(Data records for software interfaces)

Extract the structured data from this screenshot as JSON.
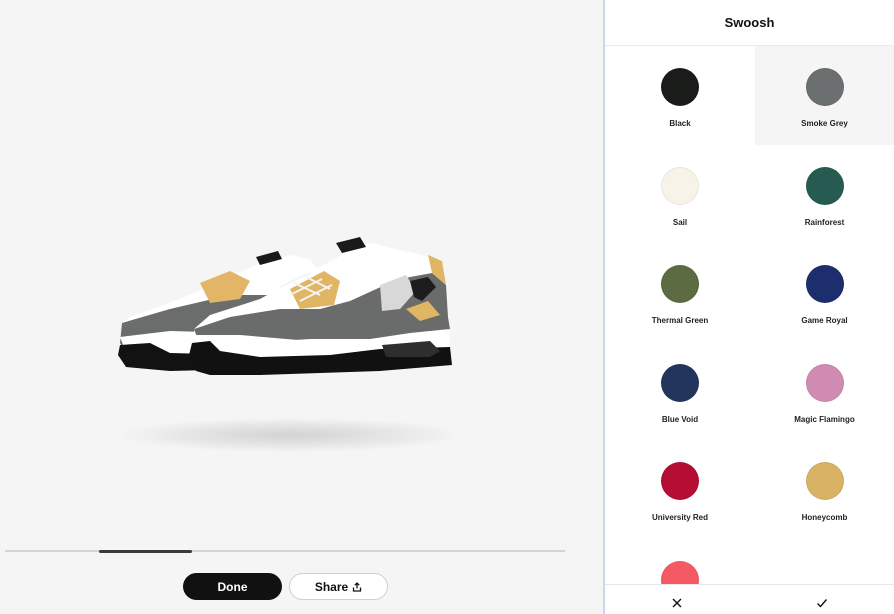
{
  "viewer": {
    "progress_fraction": 0.167,
    "progress_start_fraction": 0.167,
    "done_label": "Done",
    "share_label": "Share"
  },
  "panel": {
    "title": "Swoosh",
    "selected": "Smoke Grey",
    "colors": [
      {
        "label": "Black",
        "hex": "#1a1c1a"
      },
      {
        "label": "Smoke Grey",
        "hex": "#6b6f70"
      },
      {
        "label": "Sail",
        "hex": "#f8f3e8"
      },
      {
        "label": "Rainforest",
        "hex": "#265b51"
      },
      {
        "label": "Thermal Green",
        "hex": "#5c6b41"
      },
      {
        "label": "Game Royal",
        "hex": "#1c2e6e"
      },
      {
        "label": "Blue Void",
        "hex": "#23355c"
      },
      {
        "label": "Magic Flamingo",
        "hex": "#d08cb0"
      },
      {
        "label": "University Red",
        "hex": "#b50d34"
      },
      {
        "label": "Honeycomb",
        "hex": "#d8b365"
      },
      {
        "label": "",
        "hex": "#f55963"
      }
    ],
    "footer": {
      "cancel_icon": "close-icon",
      "confirm_icon": "check-icon"
    }
  }
}
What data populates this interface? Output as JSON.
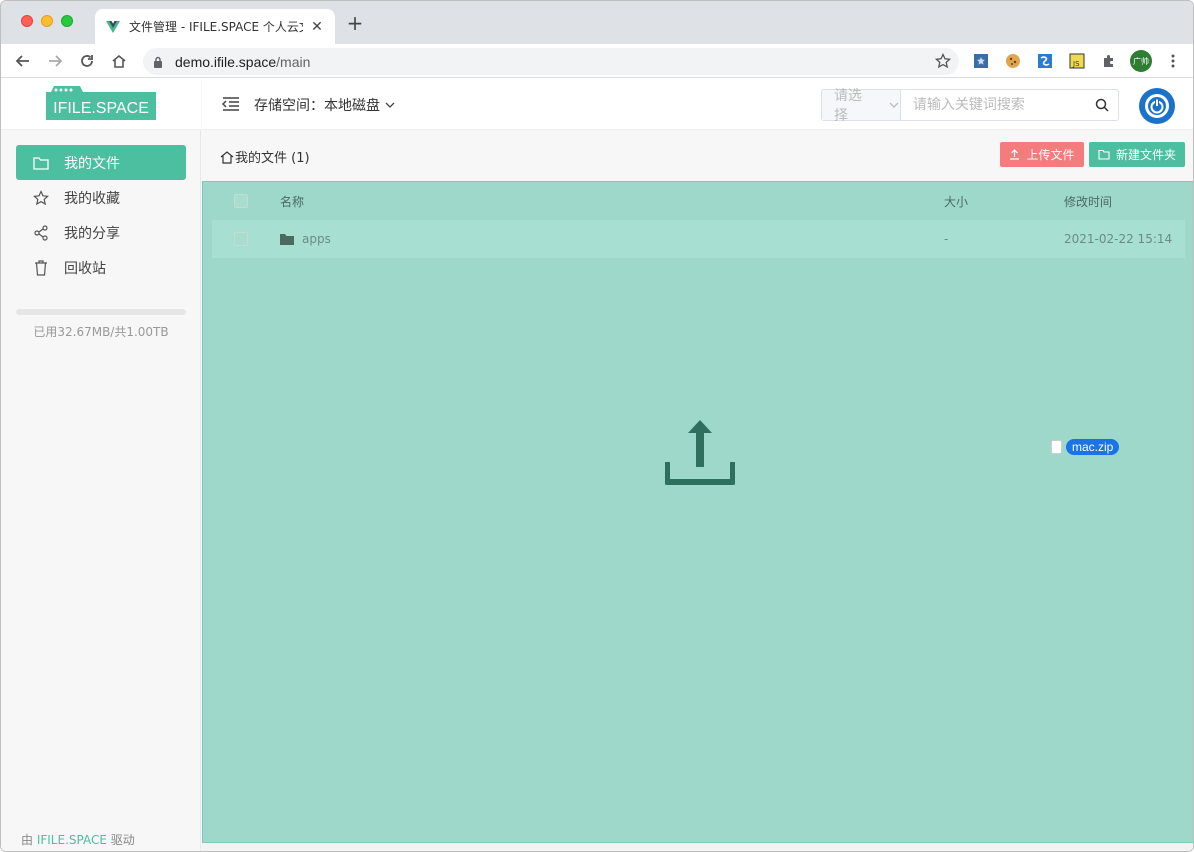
{
  "browser": {
    "tab_title": "文件管理 - IFILE.SPACE 个人云文",
    "url_host": "demo.ifile.space",
    "url_path": "/main",
    "profile_label": "广帅"
  },
  "app": {
    "logo_text": "IFILE.SPACE",
    "storage_label": "存储空间：",
    "storage_value": "本地磁盘",
    "search": {
      "select_placeholder": "请选择",
      "input_placeholder": "请输入关键词搜索"
    },
    "menu": [
      {
        "label": "我的文件",
        "icon": "folder-icon",
        "active": true
      },
      {
        "label": "我的收藏",
        "icon": "star-icon",
        "active": false
      },
      {
        "label": "我的分享",
        "icon": "share-icon",
        "active": false
      },
      {
        "label": "回收站",
        "icon": "trash-icon",
        "active": false
      }
    ],
    "storage_usage_text": "已用32.67MB/共1.00TB",
    "storage_usage_fraction": 0.0,
    "powered_prefix": "由 ",
    "powered_brand": "IFILE.SPACE",
    "powered_suffix": " 驱动",
    "breadcrumb": "我的文件 (1)",
    "upload_button": "上传文件",
    "new_folder_button": "新建文件夹",
    "table": {
      "headers": {
        "name": "名称",
        "size": "大小",
        "modified": "修改时间"
      },
      "rows": [
        {
          "name": "apps",
          "size": "-",
          "modified": "2021-02-22 15:14"
        }
      ]
    },
    "drag_file_name": "mac.zip",
    "colors": {
      "accent": "#4bbf9f",
      "danger": "#f47c7c",
      "dropzone": "#9dd8cb",
      "upload_icon": "#2f6f5e"
    }
  }
}
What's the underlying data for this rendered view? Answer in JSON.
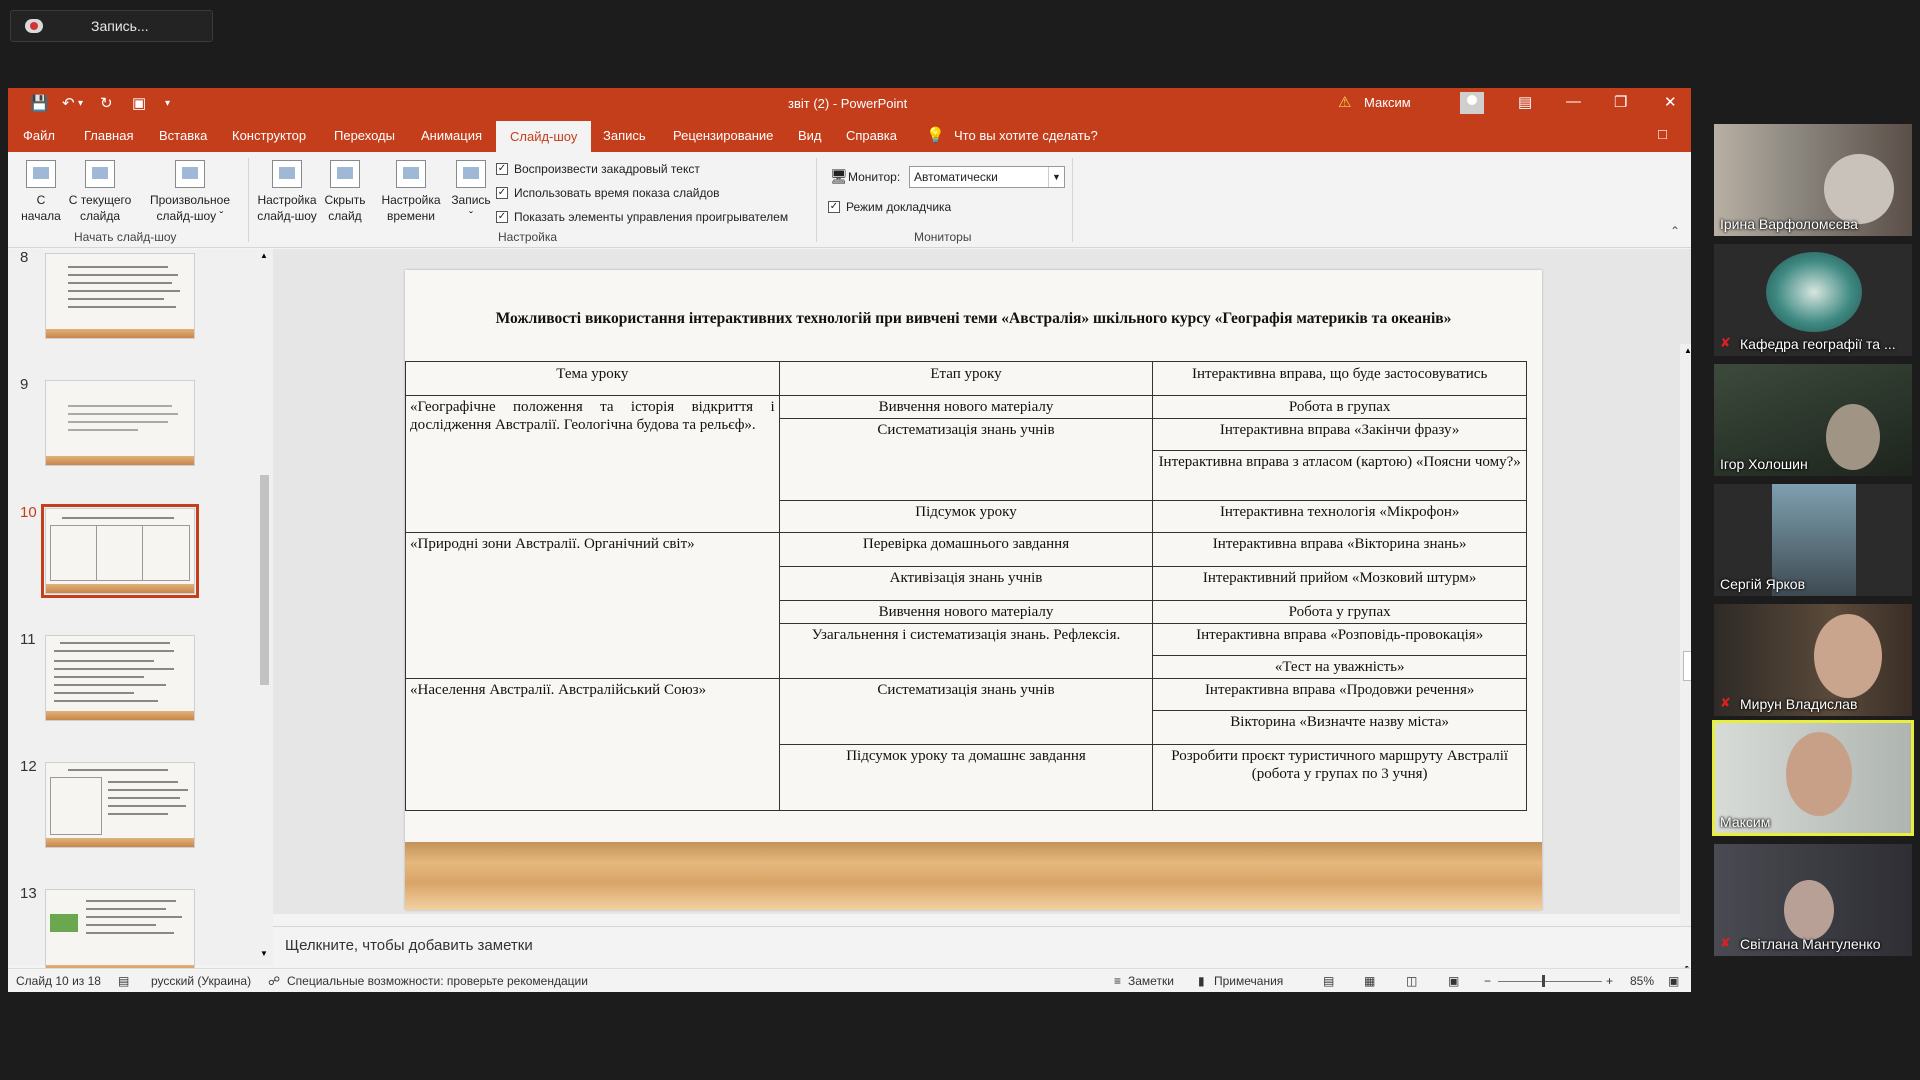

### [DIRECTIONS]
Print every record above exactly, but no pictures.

### [REPLY]
Extract the structured data from this screenshot as JSON.
{
  "viewer": {
    "progress_fraction": 0.167,
    "progress_start_fraction": 0.167,
    "done_label": "Done",
    "share_label": "Share"
  },
  "panel": {
    "title": "Swoosh",
    "selected": "Smoke Grey",
    "colors": [
      {
        "label": "Black",
        "hex": "#1a1c1a"
      },
      {
        "label": "Smoke Grey",
        "hex": "#6b6f70"
      },
      {
        "label": "Sail",
        "hex": "#f8f3e8"
      },
      {
        "label": "Rainforest",
        "hex": "#265b51"
      },
      {
        "label": "Thermal Green",
        "hex": "#5c6b41"
      },
      {
        "label": "Game Royal",
        "hex": "#1c2e6e"
      },
      {
        "label": "Blue Void",
        "hex": "#23355c"
      },
      {
        "label": "Magic Flamingo",
        "hex": "#d08cb0"
      },
      {
        "label": "University Red",
        "hex": "#b50d34"
      },
      {
        "label": "Honeycomb",
        "hex": "#d8b365"
      },
      {
        "label": "",
        "hex": "#f55963"
      }
    ],
    "footer": {
      "cancel_icon": "close-icon",
      "confirm_icon": "check-icon"
    }
  }
}
What data populates this interface? Output as JSON.
{
  "browser": {
    "tab_title": "文件管理 - IFILE.SPACE 个人云文",
    "url_host": "demo.ifile.space",
    "url_path": "/main",
    "profile_label": "广帅"
  },
  "app": {
    "logo_text": "IFILE.SPACE",
    "storage_label": "存储空间：",
    "storage_value": "本地磁盘",
    "search": {
      "select_placeholder": "请选择",
      "input_placeholder": "请输入关键词搜索"
    },
    "menu": [
      {
        "label": "我的文件",
        "icon": "folder-icon",
        "active": true
      },
      {
        "label": "我的收藏",
        "icon": "star-icon",
        "active": false
      },
      {
        "label": "我的分享",
        "icon": "share-icon",
        "active": false
      },
      {
        "label": "回收站",
        "icon": "trash-icon",
        "active": false
      }
    ],
    "storage_usage_text": "已用32.67MB/共1.00TB",
    "storage_usage_fraction": 0.0,
    "powered_prefix": "由 ",
    "powered_brand": "IFILE.SPACE",
    "powered_suffix": " 驱动",
    "breadcrumb": "我的文件 (1)",
    "upload_button": "上传文件",
    "new_folder_button": "新建文件夹",
    "table": {
      "headers": {
        "name": "名称",
        "size": "大小",
        "modified": "修改时间"
      },
      "rows": [
        {
          "name": "apps",
          "size": "-",
          "modified": "2021-02-22 15:14"
        }
      ]
    },
    "drag_file_name": "mac.zip",
    "colors": {
      "accent": "#4bbf9f",
      "danger": "#f47c7c",
      "dropzone": "#9dd8cb",
      "upload_icon": "#2f6f5e"
    }
  }
}
What's the underlying data for this rendered view? Answer in JSON.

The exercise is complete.